January’s Artwork of the Month, a portrait of James Keir Hardie MP (1856-1915), marks the 125th anniversary of the founding of the Independent Labour Party (14 January 1893) and the election of Hardie as its first Chairman.
The portrait was painted by the Scottish artist Henry John Dobson (1858-1928) in 1892, the year that Hardie first entered Parliament (as an independent MP for West Ham).
It shows Hardie in a cap, tweed jacket and red tie. A Scottish socialist and trade unionist, Hardie believed that a ‘working man in Parliament should go to the House of Commons in his workday clothes’. This contrasted with the frock coat and top hat favoured by the majority of MPs at the time.
Possibly commissioned by Hardie himself, the portrait was presented to the House of Commons in 1955 by Hardie’s son-in-law, Emrys Hughes MP.
Keir Hardie and the Independent Labour Party
In 1893 - the year after he first entered Parliament - Hardie helped found the Independent Labour Party (ILP) and was elected its first Chairman.
A left-wing political party, the ILP’s main aim was ‘to secure the collective ownership of the means of production, distribution and exchange’.
Although the ILP’s membership quickly grew, none of its candidates, including Hardie, won a seat in the 1895 General Election.
To improve left-wing candidates’ chances, in 1900 Hardie and the ILP cooperated with the Trades Union Congress to establish the Labour Representation Committee, which in 1906 became the Labour Party.
The ILP affiliated itself with the Labour Party and between 1906 and 1908 Hardie - who sat as MP for Merthyr Tydfil from 1900 until his death in 1915 - served as Labour’s first Leader.
After 1908, Hardie focused on campaigning for progressive causes including votes for women and self-rule in India.
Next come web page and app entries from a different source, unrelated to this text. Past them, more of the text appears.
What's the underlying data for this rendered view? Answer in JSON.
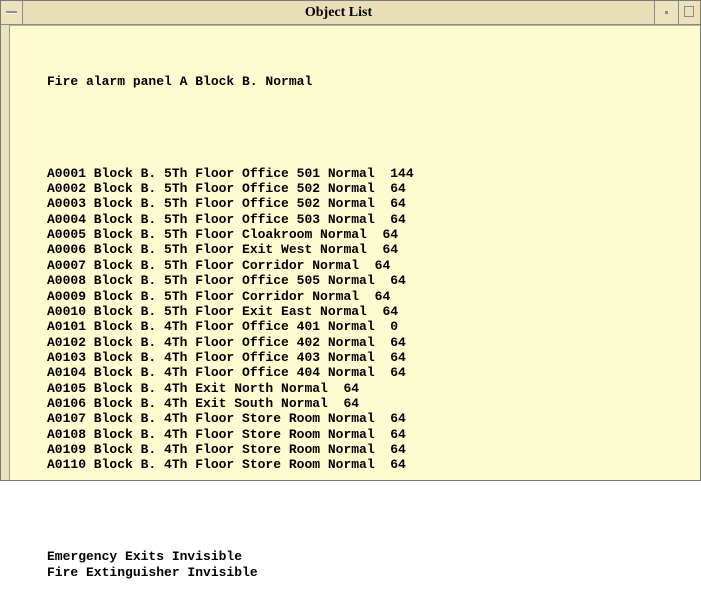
{
  "window": {
    "title": "Object List"
  },
  "content": {
    "header_line": "Fire alarm panel A Block B. Normal",
    "objects": [
      "A0001 Block B. 5Th Floor Office 501 Normal  144",
      "A0002 Block B. 5Th Floor Office 502 Normal  64",
      "A0003 Block B. 5Th Floor Office 502 Normal  64",
      "A0004 Block B. 5Th Floor Office 503 Normal  64",
      "A0005 Block B. 5Th Floor Cloakroom Normal  64",
      "A0006 Block B. 5Th Floor Exit West Normal  64",
      "A0007 Block B. 5Th Floor Corridor Normal  64",
      "A0008 Block B. 5Th Floor Office 505 Normal  64",
      "A0009 Block B. 5Th Floor Corridor Normal  64",
      "A0010 Block B. 5Th Floor Exit East Normal  64",
      "A0101 Block B. 4Th Floor Office 401 Normal  0",
      "A0102 Block B. 4Th Floor Office 402 Normal  64",
      "A0103 Block B. 4Th Floor Office 403 Normal  64",
      "A0104 Block B. 4Th Floor Office 404 Normal  64",
      "A0105 Block B. 4Th Exit North Normal  64",
      "A0106 Block B. 4Th Exit South Normal  64",
      "A0107 Block B. 4Th Floor Store Room Normal  64",
      "A0108 Block B. 4Th Floor Store Room Normal  64",
      "A0109 Block B. 4Th Floor Store Room Normal  64",
      "A0110 Block B. 4Th Floor Store Room Normal  64"
    ],
    "footer_lines": [
      "Emergency Exits Invisible",
      "Fire Extinguisher Invisible"
    ]
  },
  "colors": {
    "content_background": "#fdfbd0",
    "titlebar_background": "#e8dfb8",
    "text": "#000000"
  },
  "icons": {
    "window_menu": "window-menu-icon",
    "minimize": "minimize-icon",
    "maximize": "maximize-icon"
  }
}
A committed pacifist, he supported conscientious objectors in the First World War and addressed anti-war demonstrations.
The ILP continued to play an important role in the Labour Party - including in the first Labour governments in the 1920s - until it disaffiliated over policy differences in 1932. By 1947, defeat and defection had resulted in the ILP losing all of its MPs.
In the 1970s the ILP became a pressure group within the Labour Party, renaming itself Independent Labour Publications.
Image: Detail of 'James Keir Hardie' by Henry John Dobson, oil on canvas, 1892 (Parliamentary Art Collection, WOA 2930)